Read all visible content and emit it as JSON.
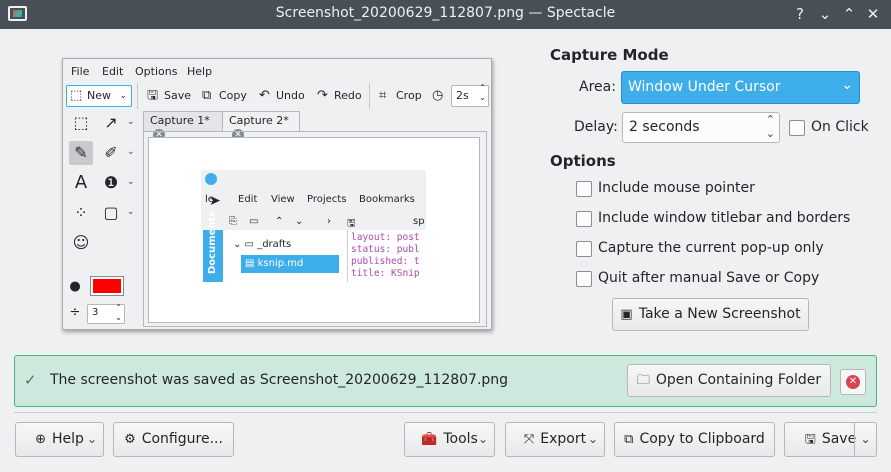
{
  "window": {
    "title": "Screenshot_20200629_112807.png — Spectacle",
    "controls": [
      "?",
      "⌄",
      "⌃",
      "✕"
    ]
  },
  "preview": {
    "menu": [
      "File",
      "Edit",
      "Options",
      "Help"
    ],
    "toolbar": {
      "new": "New",
      "save": "Save",
      "copy": "Copy",
      "undo": "Undo",
      "redo": "Redo",
      "crop": "Crop",
      "delay_value": "2s"
    },
    "tabs": [
      "Capture 1*",
      "Capture 2*"
    ],
    "pen_width": "3",
    "nested": {
      "menu": [
        "le",
        "Edit",
        "View",
        "Projects",
        "Bookmarks"
      ],
      "toolbar_text": "sp",
      "sidebar": "Documents",
      "tree": [
        "_drafts",
        "ksnip.md"
      ],
      "code": [
        "layout: post",
        "status: publ",
        "published: t",
        "title: KSnip"
      ]
    }
  },
  "capture_mode": {
    "heading": "Capture Mode",
    "area_label": "Area:",
    "area_value": "Window Under Cursor",
    "delay_label": "Delay:",
    "delay_value": "2 seconds",
    "on_click_label": "On Click"
  },
  "options": {
    "heading": "Options",
    "items": [
      "Include mouse pointer",
      "Include window titlebar and borders",
      "Capture the current pop-up only",
      "Quit after manual Save or Copy"
    ]
  },
  "take_screenshot_label": "Take a New Screenshot",
  "message": {
    "prefix": "The screenshot was saved as ",
    "file_link": "Screenshot_20200629_112807.png",
    "open_folder_label": "Open Containing Folder"
  },
  "bottom": {
    "help": "Help",
    "configure": "Configure...",
    "tools": "Tools",
    "export": "Export",
    "copy_clipboard": "Copy to Clipboard",
    "save": "Save"
  },
  "colors": {
    "titlebar": "#475057",
    "accent": "#3daee9",
    "success_bg": "#cde8dc",
    "success_border": "#4bb37a",
    "danger": "#da4453",
    "pen_color": "#ff0000"
  }
}
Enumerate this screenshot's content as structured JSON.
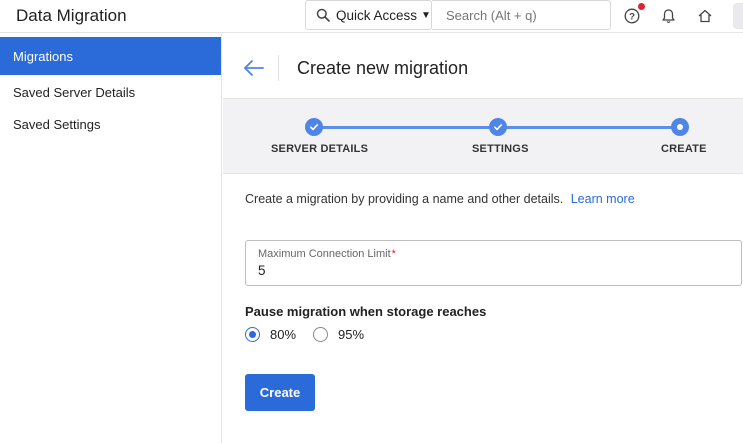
{
  "header": {
    "app_title": "Data Migration",
    "quick_access_label": "Quick Access",
    "search_placeholder": "Search (Alt + q)"
  },
  "sidebar": {
    "items": [
      {
        "label": "Migrations",
        "active": true
      },
      {
        "label": "Saved Server Details",
        "active": false
      },
      {
        "label": "Saved Settings",
        "active": false
      }
    ]
  },
  "main": {
    "title": "Create new migration",
    "stepper": {
      "steps": [
        {
          "label": "SERVER DETAILS",
          "state": "completed"
        },
        {
          "label": "SETTINGS",
          "state": "completed"
        },
        {
          "label": "CREATE",
          "state": "current"
        }
      ]
    },
    "description": "Create a migration by providing a name and other details.",
    "learn_more": "Learn more",
    "max_connection_field": {
      "label": "Maximum Connection Limit",
      "required_marker": "*",
      "value": "5"
    },
    "pause_section": {
      "label": "Pause migration when storage reaches",
      "options": [
        {
          "label": "80%",
          "selected": true
        },
        {
          "label": "95%",
          "selected": false
        }
      ]
    },
    "create_button": "Create"
  },
  "colors": {
    "accent": "#2a6ad9",
    "step": "#4f86e6",
    "stepper_bg": "#f2f2f5",
    "notification_dot": "#e0242f",
    "required": "#d9252f"
  },
  "icons": [
    "search-icon",
    "caret-down-icon",
    "help-icon",
    "bell-icon",
    "home-icon",
    "back-arrow-icon",
    "check-icon"
  ]
}
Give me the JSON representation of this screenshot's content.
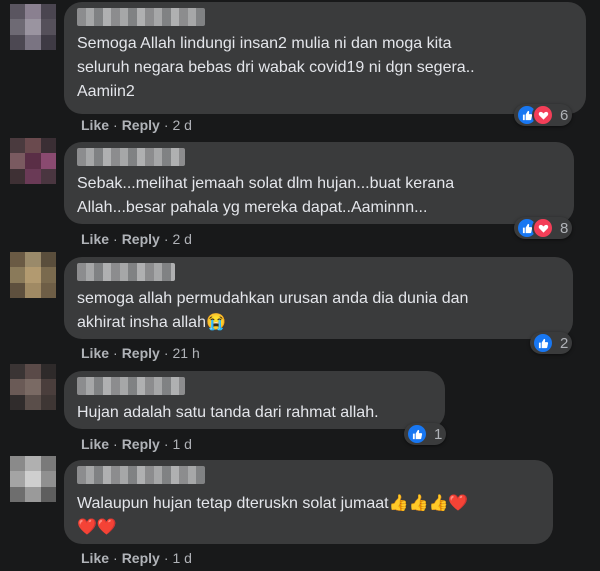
{
  "comments": [
    {
      "text": "Semoga Allah lindungi insan2 mulia ni dan moga kita\nseluruh negara bebas dri wabak covid19 ni dgn segera..\nAamiin2",
      "like": "Like",
      "reply": "Reply",
      "time": "2 d",
      "reactions": [
        "like",
        "love"
      ],
      "count": "6"
    },
    {
      "text": "Sebak...melihat jemaah solat dlm hujan...buat kerana\nAllah...besar pahala yg mereka dapat..Aaminnn...",
      "like": "Like",
      "reply": "Reply",
      "time": "2 d",
      "reactions": [
        "like",
        "love"
      ],
      "count": "8"
    },
    {
      "text": "semoga allah permudahkan urusan anda dia dunia dan\nakhirat insha allah",
      "emoji": "😭",
      "like": "Like",
      "reply": "Reply",
      "time": "21 h",
      "reactions": [
        "like"
      ],
      "count": "2"
    },
    {
      "text": "Hujan adalah satu tanda dari rahmat allah.",
      "like": "Like",
      "reply": "Reply",
      "time": "1 d",
      "reactions": [
        "like"
      ],
      "count": "1"
    },
    {
      "text": "Walaupun hujan tetap dteruskn solat jumaat",
      "emoji_line": "👍👍👍❤️",
      "emoji_line2": "❤️❤️",
      "like": "Like",
      "reply": "Reply",
      "time": "1 d",
      "reactions": [],
      "count": ""
    }
  ],
  "separator": "·",
  "colors": {
    "background": "#18191a",
    "bubble": "#3a3b3c",
    "like_blue": "#1877f2",
    "love_red": "#f33e58"
  }
}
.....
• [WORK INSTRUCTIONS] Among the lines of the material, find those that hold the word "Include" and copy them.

• [TASK RESULT]
      "Include mouse pointer",
      "Include window titlebar and borders",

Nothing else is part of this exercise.